Dairy Hut capitalizes on small-town charm
As the days get shorter and the nights get cooler, many Pataskala residents know that means their time is limited to get food and ice cream from the Dairy Hut at the southeast corner of Broad and Main streets.
"We're open from April to mid to late September," said Karen Bocock, whose husband, Gary, bought the business with his father, Calvin, in 1979.
This year, the Dairy Hut will close for the season today, Sept. 29. It will be open 11 a.m. to 9 p.m.
Karen Bocock said regulars come daily to the Dairy Hut but added, "We say that every day we keep getting new customers."
She said many customers are drawn locally from Pataskala and Etna, but plenty more come from Reynoldsburg, Johnstown, Newark and Granville.
It typically remains busy throughout the summer.
"One of our challenges is that we don't have a big enough parking lot," Karen Bocock said. "There are lines out to the road and sometimes down the road."
She said one of the reasons for the long lines is the food.
"We stick to the same menu, sandwiches and mostly ice cream," she said. "We're known for our coneys.

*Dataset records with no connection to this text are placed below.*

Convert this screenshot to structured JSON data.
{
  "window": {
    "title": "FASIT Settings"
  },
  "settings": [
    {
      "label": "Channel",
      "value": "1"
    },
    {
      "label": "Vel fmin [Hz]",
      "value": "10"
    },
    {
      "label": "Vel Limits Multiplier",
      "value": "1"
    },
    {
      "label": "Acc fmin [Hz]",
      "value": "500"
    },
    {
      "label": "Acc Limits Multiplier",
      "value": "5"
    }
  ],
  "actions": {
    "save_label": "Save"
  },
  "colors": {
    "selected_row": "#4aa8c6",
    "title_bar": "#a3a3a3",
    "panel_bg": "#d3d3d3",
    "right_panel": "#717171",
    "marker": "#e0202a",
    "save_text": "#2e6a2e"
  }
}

Our coney sauce is made from scratch."
The Dairy Hut also has specialty sundaes, such as the Buckeye sundae, which features vanilla ice cream, hot fudge and peanut butter toppings with chocolate and peanut butter candies and a buckeye candy on top.

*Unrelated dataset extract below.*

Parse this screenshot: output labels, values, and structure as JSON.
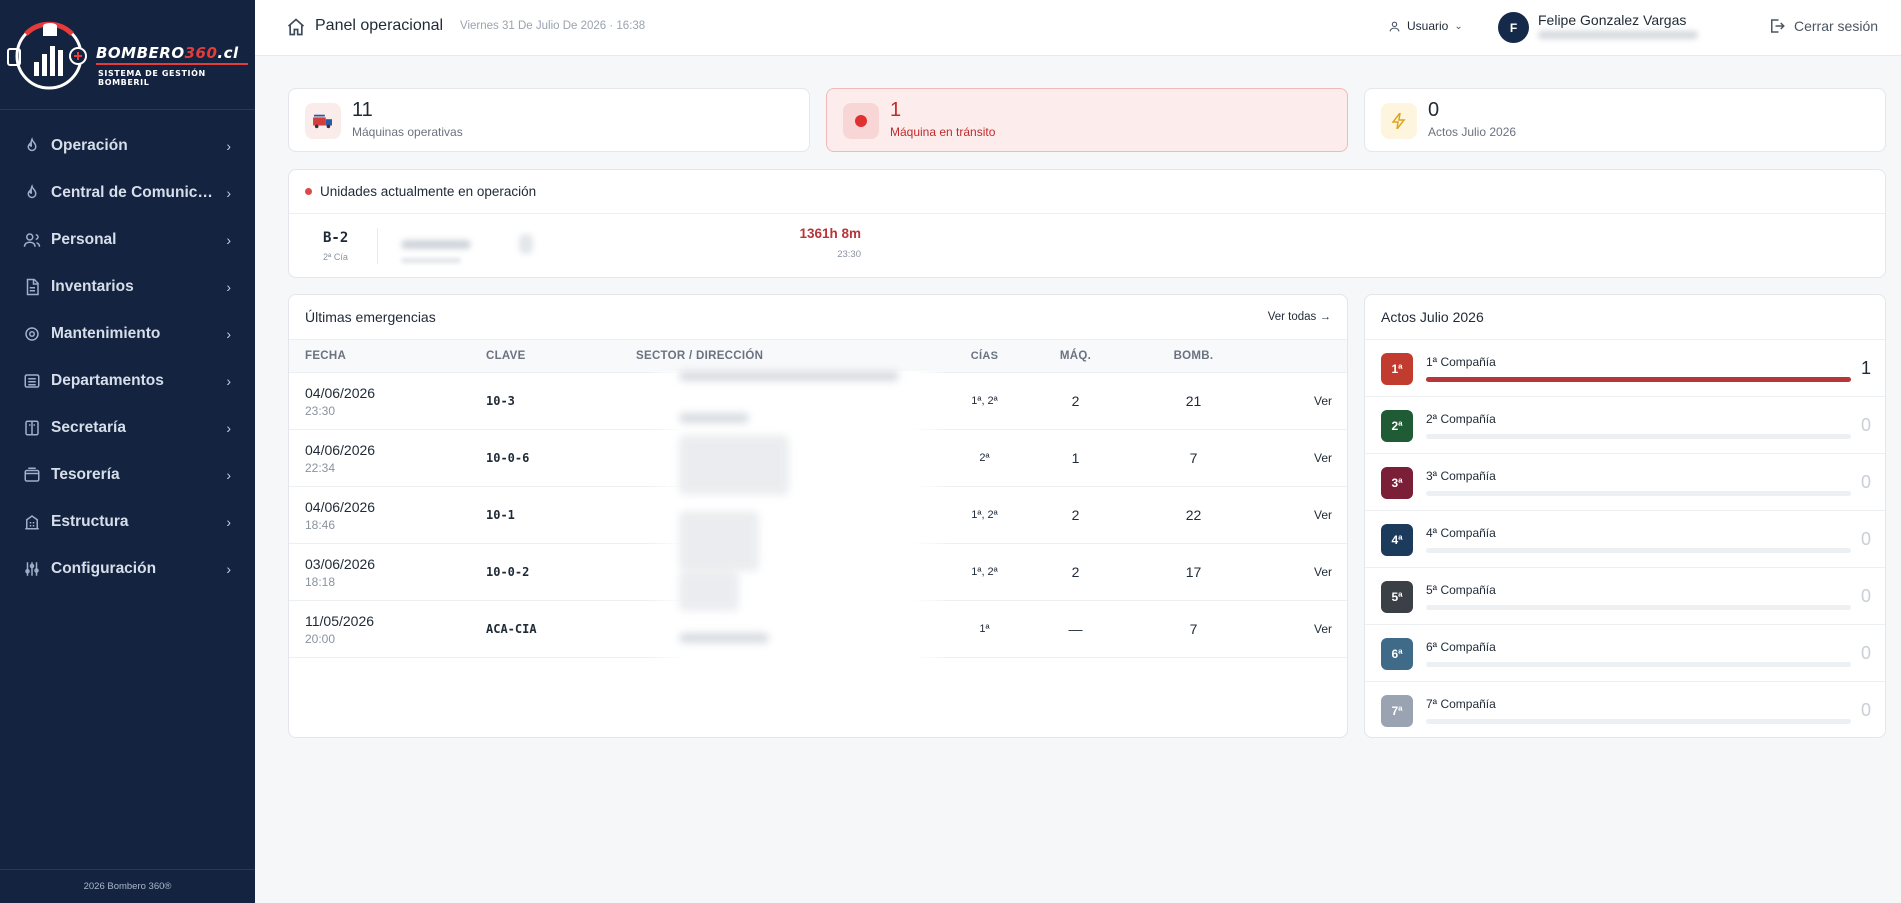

The Dairy Hut also offers 30 different flavors of soft serve ice cream, using natural flavors to mix its own concoctions, she said.
Gary Bocock said the Dairy Hut's employees also keep people coming back.
"I think over the years we just really have good employees who really treat customers good," he said.
The Bococks hire only people who want to be there, he said.
Patty Frazier is one of them. Frazier said she retired once from food service, having managed Furr's Cafe in Kansas City, Mo., for 25 years.
She said she likes working at the Dairy Hut because it's a fun job and it keeps her busy.
"The customers make it fun," Frazier said.
Gary Bocock said they also hire high school students and probably have employed 250 students since 1979.
"That's been a lot of fun," he said. "They go on to become doctors, dentists or pharmacists."
At times, Karen Bocock said, five to six workers are crammed in the small space, which isn't wide enough for all of them to stand side by side.
They make it work, she said, because the customers keep coming back.
People stopping by Sept. 29 could see Pataskala Mayor Steve Butcher, who planned to take his grandchildren there for one last taste of summer.
"It's literally an institution and my grandkids just love it," Butcher said. "It helps that they are at a major intersection and it's so convenient to get in and out."